Given information:
'''

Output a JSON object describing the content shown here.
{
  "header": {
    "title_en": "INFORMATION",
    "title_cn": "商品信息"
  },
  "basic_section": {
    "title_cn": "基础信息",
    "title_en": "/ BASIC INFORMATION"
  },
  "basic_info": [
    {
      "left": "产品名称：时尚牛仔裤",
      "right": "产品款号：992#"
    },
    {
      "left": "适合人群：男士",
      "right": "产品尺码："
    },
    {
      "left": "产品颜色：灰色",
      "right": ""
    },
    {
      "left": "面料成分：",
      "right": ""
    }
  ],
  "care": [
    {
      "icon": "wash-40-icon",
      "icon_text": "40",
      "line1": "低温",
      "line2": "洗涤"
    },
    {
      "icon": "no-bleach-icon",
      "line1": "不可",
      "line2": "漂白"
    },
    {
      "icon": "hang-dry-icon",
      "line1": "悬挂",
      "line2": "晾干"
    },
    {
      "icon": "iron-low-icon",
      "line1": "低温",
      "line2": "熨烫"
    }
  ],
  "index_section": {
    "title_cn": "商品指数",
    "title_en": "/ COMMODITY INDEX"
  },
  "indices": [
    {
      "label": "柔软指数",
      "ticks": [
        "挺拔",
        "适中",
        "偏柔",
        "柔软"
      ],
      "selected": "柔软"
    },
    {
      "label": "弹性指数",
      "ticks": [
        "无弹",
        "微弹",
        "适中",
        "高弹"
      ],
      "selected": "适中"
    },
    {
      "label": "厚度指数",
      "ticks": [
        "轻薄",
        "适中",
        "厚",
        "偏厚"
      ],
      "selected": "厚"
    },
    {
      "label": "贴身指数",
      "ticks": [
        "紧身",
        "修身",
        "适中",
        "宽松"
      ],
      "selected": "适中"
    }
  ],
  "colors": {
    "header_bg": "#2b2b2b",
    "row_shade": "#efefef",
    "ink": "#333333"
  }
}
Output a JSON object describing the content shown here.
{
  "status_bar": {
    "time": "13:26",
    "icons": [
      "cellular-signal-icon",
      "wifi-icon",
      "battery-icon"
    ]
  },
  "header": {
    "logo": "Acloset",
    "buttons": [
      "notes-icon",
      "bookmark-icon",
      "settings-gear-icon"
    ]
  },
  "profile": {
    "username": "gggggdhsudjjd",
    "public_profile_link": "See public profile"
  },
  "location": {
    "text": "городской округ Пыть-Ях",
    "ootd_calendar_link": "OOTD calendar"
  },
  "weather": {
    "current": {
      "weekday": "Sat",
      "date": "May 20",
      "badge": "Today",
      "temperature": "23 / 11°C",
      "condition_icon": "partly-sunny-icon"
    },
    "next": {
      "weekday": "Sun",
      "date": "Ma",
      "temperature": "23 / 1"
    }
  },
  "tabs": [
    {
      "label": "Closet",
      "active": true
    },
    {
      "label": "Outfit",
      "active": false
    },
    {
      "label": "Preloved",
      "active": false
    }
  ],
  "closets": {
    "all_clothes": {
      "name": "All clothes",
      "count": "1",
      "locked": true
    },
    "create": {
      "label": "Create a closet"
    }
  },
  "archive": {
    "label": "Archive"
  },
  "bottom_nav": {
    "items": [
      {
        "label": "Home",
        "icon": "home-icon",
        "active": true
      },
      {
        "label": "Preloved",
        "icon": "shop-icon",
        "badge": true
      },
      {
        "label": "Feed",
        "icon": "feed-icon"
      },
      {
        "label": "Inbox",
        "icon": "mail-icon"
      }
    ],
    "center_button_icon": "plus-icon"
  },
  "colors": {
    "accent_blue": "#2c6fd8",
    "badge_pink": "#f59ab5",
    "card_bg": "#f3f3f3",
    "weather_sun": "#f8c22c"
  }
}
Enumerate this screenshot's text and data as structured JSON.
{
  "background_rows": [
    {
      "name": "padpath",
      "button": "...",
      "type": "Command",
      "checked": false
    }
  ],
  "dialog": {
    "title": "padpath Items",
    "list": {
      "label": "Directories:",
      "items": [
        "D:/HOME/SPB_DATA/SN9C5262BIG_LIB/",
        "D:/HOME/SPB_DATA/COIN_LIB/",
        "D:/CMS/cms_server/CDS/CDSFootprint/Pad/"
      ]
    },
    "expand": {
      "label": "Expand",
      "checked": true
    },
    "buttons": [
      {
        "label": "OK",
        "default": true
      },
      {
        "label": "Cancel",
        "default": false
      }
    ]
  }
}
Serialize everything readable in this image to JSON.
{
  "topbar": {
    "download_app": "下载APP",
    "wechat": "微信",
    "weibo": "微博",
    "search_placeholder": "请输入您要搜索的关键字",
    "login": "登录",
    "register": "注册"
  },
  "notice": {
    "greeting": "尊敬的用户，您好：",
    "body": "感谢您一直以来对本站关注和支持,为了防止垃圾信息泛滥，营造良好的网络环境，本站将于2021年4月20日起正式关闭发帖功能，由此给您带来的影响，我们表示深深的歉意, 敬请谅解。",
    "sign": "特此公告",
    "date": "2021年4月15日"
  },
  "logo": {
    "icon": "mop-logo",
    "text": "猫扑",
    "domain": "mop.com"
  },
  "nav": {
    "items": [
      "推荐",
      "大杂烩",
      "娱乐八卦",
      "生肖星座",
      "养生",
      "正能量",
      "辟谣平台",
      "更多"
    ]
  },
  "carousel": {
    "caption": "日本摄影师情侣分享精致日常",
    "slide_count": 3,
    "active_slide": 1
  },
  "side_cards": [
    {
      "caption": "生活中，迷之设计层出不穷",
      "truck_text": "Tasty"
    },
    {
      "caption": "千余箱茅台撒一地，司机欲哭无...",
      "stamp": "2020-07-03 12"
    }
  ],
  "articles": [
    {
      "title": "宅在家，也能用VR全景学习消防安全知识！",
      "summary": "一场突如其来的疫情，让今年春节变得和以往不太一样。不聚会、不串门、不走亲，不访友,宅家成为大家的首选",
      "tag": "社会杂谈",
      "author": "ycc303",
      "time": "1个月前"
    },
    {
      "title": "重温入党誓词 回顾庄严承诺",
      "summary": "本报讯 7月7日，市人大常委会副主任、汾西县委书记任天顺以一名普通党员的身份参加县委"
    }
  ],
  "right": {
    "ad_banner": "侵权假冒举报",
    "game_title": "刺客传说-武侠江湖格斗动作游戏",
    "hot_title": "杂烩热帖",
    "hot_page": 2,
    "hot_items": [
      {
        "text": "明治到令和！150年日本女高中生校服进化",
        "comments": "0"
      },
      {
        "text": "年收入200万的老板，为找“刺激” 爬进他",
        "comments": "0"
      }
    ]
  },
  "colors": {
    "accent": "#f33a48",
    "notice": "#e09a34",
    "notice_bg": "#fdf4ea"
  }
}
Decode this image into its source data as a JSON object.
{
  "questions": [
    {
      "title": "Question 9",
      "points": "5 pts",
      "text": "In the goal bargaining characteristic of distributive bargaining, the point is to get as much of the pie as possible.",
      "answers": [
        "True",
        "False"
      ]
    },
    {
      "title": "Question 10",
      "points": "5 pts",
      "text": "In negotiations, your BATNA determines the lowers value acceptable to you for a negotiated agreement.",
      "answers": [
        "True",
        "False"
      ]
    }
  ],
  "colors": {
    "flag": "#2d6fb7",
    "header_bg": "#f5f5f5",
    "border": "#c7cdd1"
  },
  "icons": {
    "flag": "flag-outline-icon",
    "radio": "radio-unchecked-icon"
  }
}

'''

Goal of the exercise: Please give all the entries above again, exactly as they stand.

Answer to this exercise:
Output a JSON object describing the content shown here.
{
  "header": {
    "title_en": "INFORMATION",
    "title_cn": "商品信息"
  },
  "basic_section": {
    "title_cn": "基础信息",
    "title_en": "/ BASIC INFORMATION"
  },
  "basic_info": [
    {
      "left": "产品名称：时尚牛仔裤",
      "right": "产品款号：992#"
    },
    {
      "left": "适合人群：男士",
      "right": "产品尺码："
    },
    {
      "left": "产品颜色：灰色",
      "right": ""
    },
    {
      "left": "面料成分：",
      "right": ""
    }
  ],
  "care": [
    {
      "icon": "wash-40-icon",
      "icon_text": "40",
      "line1": "低温",
      "line2": "洗涤"
    },
    {
      "icon": "no-bleach-icon",
      "line1": "不可",
      "line2": "漂白"
    },
    {
      "icon": "hang-dry-icon",
      "line1": "悬挂",
      "line2": "晾干"
    },
    {
      "icon": "iron-low-icon",
      "line1": "低温",
      "line2": "熨烫"
    }
  ],
  "index_section": {
    "title_cn": "商品指数",
    "title_en": "/ COMMODITY INDEX"
  },
  "indices": [
    {
      "label": "柔软指数",
      "ticks": [
        "挺拔",
        "适中",
        "偏柔",
        "柔软"
      ],
      "selected": "柔软"
    },
    {
      "label": "弹性指数",
      "ticks": [
        "无弹",
        "微弹",
        "适中",
        "高弹"
      ],
      "selected": "适中"
    },
    {
      "label": "厚度指数",
      "ticks": [
        "轻薄",
        "适中",
        "厚",
        "偏厚"
      ],
      "selected": "厚"
    },
    {
      "label": "贴身指数",
      "ticks": [
        "紧身",
        "修身",
        "适中",
        "宽松"
      ],
      "selected": "适中"
    }
  ],
  "colors": {
    "header_bg": "#2b2b2b",
    "row_shade": "#efefef",
    "ink": "#333333"
  }
}
Output a JSON object describing the content shown here.
{
  "status_bar": {
    "time": "13:26",
    "icons": [
      "cellular-signal-icon",
      "wifi-icon",
      "battery-icon"
    ]
  },
  "header": {
    "logo": "Acloset",
    "buttons": [
      "notes-icon",
      "bookmark-icon",
      "settings-gear-icon"
    ]
  },
  "profile": {
    "username": "gggggdhsudjjd",
    "public_profile_link": "See public profile"
  },
  "location": {
    "text": "городской округ Пыть-Ях",
    "ootd_calendar_link": "OOTD calendar"
  },
  "weather": {
    "current": {
      "weekday": "Sat",
      "date": "May 20",
      "badge": "Today",
      "temperature": "23 / 11°C",
      "condition_icon": "partly-sunny-icon"
    },
    "next": {
      "weekday": "Sun",
      "date": "Ma",
      "temperature": "23 / 1"
    }
  },
  "tabs": [
    {
      "label": "Closet",
      "active": true
    },
    {
      "label": "Outfit",
      "active": false
    },
    {
      "label": "Preloved",
      "active": false
    }
  ],
  "closets": {
    "all_clothes": {
      "name": "All clothes",
      "count": "1",
      "locked": true
    },
    "create": {
      "label": "Create a closet"
    }
  },
  "archive": {
    "label": "Archive"
  },
  "bottom_nav": {
    "items": [
      {
        "label": "Home",
        "icon": "home-icon",
        "active": true
      },
      {
        "label": "Preloved",
        "icon": "shop-icon",
        "badge": true
      },
      {
        "label": "Feed",
        "icon": "feed-icon"
      },
      {
        "label": "Inbox",
        "icon": "mail-icon"
      }
    ],
    "center_button_icon": "plus-icon"
  },
  "colors": {
    "accent_blue": "#2c6fd8",
    "badge_pink": "#f59ab5",
    "card_bg": "#f3f3f3",
    "weather_sun": "#f8c22c"
  }
}
Enumerate this screenshot's text and data as structured JSON.
{
  "background_rows": [
    {
      "name": "padpath",
      "button": "...",
      "type": "Command",
      "checked": false
    }
  ],
  "dialog": {
    "title": "padpath Items",
    "list": {
      "label": "Directories:",
      "items": [
        "D:/HOME/SPB_DATA/SN9C5262BIG_LIB/",
        "D:/HOME/SPB_DATA/COIN_LIB/",
        "D:/CMS/cms_server/CDS/CDSFootprint/Pad/"
      ]
    },
    "expand": {
      "label": "Expand",
      "checked": true
    },
    "buttons": [
      {
        "label": "OK",
        "default": true
      },
      {
        "label": "Cancel",
        "default": false
      }
    ]
  }
}
Serialize everything readable in this image to JSON.
{
  "topbar": {
    "download_app": "下载APP",
    "wechat": "微信",
    "weibo": "微博",
    "search_placeholder": "请输入您要搜索的关键字",
    "login": "登录",
    "register": "注册"
  },
  "notice": {
    "greeting": "尊敬的用户，您好：",
    "body": "感谢您一直以来对本站关注和支持,为了防止垃圾信息泛滥，营造良好的网络环境，本站将于2021年4月20日起正式关闭发帖功能，由此给您带来的影响，我们表示深深的歉意, 敬请谅解。",
    "sign": "特此公告",
    "date": "2021年4月15日"
  },
  "logo": {
    "icon": "mop-logo",
    "text": "猫扑",
    "domain": "mop.com"
  },
  "nav": {
    "items": [
      "推荐",
      "大杂烩",
      "娱乐八卦",
      "生肖星座",
      "养生",
      "正能量",
      "辟谣平台",
      "更多"
    ]
  },
  "carousel": {
    "caption": "日本摄影师情侣分享精致日常",
    "slide_count": 3,
    "active_slide": 1
  },
  "side_cards": [
    {
      "caption": "生活中，迷之设计层出不穷",
      "truck_text": "Tasty"
    },
    {
      "caption": "千余箱茅台撒一地，司机欲哭无...",
      "stamp": "2020-07-03 12"
    }
  ],
  "articles": [
    {
      "title": "宅在家，也能用VR全景学习消防安全知识！",
      "summary": "一场突如其来的疫情，让今年春节变得和以往不太一样。不聚会、不串门、不走亲，不访友,宅家成为大家的首选",
      "tag": "社会杂谈",
      "author": "ycc303",
      "time": "1个月前"
    },
    {
      "title": "重温入党誓词 回顾庄严承诺",
      "summary": "本报讯 7月7日，市人大常委会副主任、汾西县委书记任天顺以一名普通党员的身份参加县委"
    }
  ],
  "right": {
    "ad_banner": "侵权假冒举报",
    "game_title": "刺客传说-武侠江湖格斗动作游戏",
    "hot_title": "杂烩热帖",
    "hot_page": 2,
    "hot_items": [
      {
        "text": "明治到令和！150年日本女高中生校服进化",
        "comments": "0"
      },
      {
        "text": "年收入200万的老板，为找“刺激” 爬进他",
        "comments": "0"
      }
    ]
  },
  "colors": {
    "accent": "#f33a48",
    "notice": "#e09a34",
    "notice_bg": "#fdf4ea"
  }
}
Decode this image into its source data as a JSON object.
{
  "questions": [
    {
      "title": "Question 9",
      "points": "5 pts",
      "text": "In the goal bargaining characteristic of distributive bargaining, the point is to get as much of the pie as possible.",
      "answers": [
        "True",
        "False"
      ]
    },
    {
      "title": "Question 10",
      "points": "5 pts",
      "text": "In negotiations, your BATNA determines the lowers value acceptable to you for a negotiated agreement.",
      "answers": [
        "True",
        "False"
      ]
    }
  ],
  "colors": {
    "flag": "#2d6fb7",
    "header_bg": "#f5f5f5",
    "border": "#c7cdd1"
  },
  "icons": {
    "flag": "flag-outline-icon",
    "radio": "radio-unchecked-icon"
  }
}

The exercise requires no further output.